SINCE STARTING NoFap, I haven’t edged, and have barely touched myself. I have ups and downs like anyone else. But the struggle has been worth it, because I’ve seen quite a few changes in myself.

Because, thankfully, there is a chance of recovery; there are success stories. With nearly 20,000 members on the NoFap board – a number rising with considerable speed – it seems as though this is an issue that will only gain in recognition as time goes on. The guys I’ve spoken to are proof that there is a desire to put Internet porn back in its cupboard and perhaps shut the door for good, and with growing awareness of the problem perhaps other previously-ignored addictions can receive the attention they deserve.

We’ve only scratched the surface here. If you think you may be suffering from a similar problem, take a look at the links in this article, spend more time reading the accounts of others (the guys who kindly gave their time to talk to me for this story are the tip of a massive iceberg) and give yourself a few hours to make the right decision.
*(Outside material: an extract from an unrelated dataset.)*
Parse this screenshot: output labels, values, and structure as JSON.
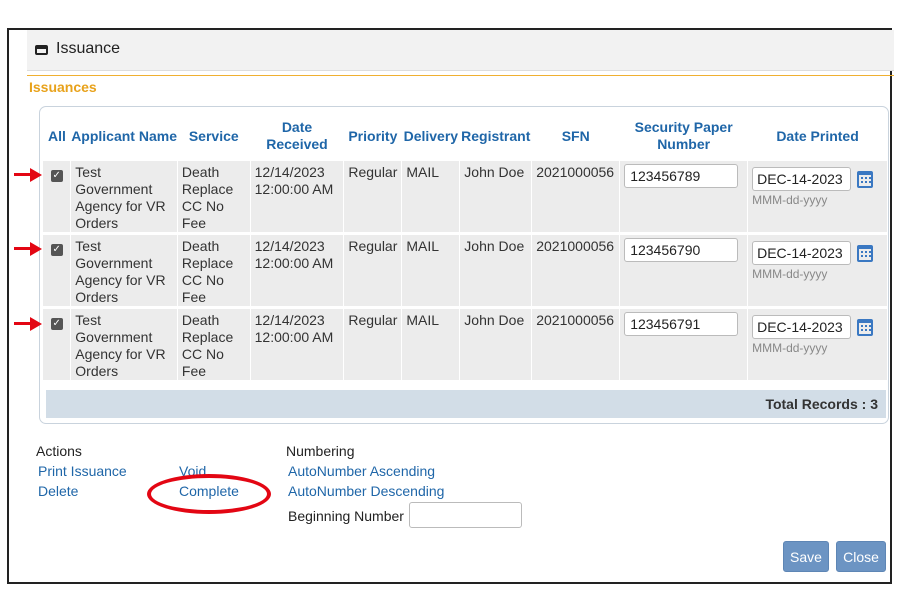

Overcoming any addiction is a big step – fortunately for new Fapstronauts there is a lot of support on offer. You can also find out more about the subject via Becoming something of an evangelist for the subject will do a lot more good than going square eyed at 1am giving yourself a bad back.

Original article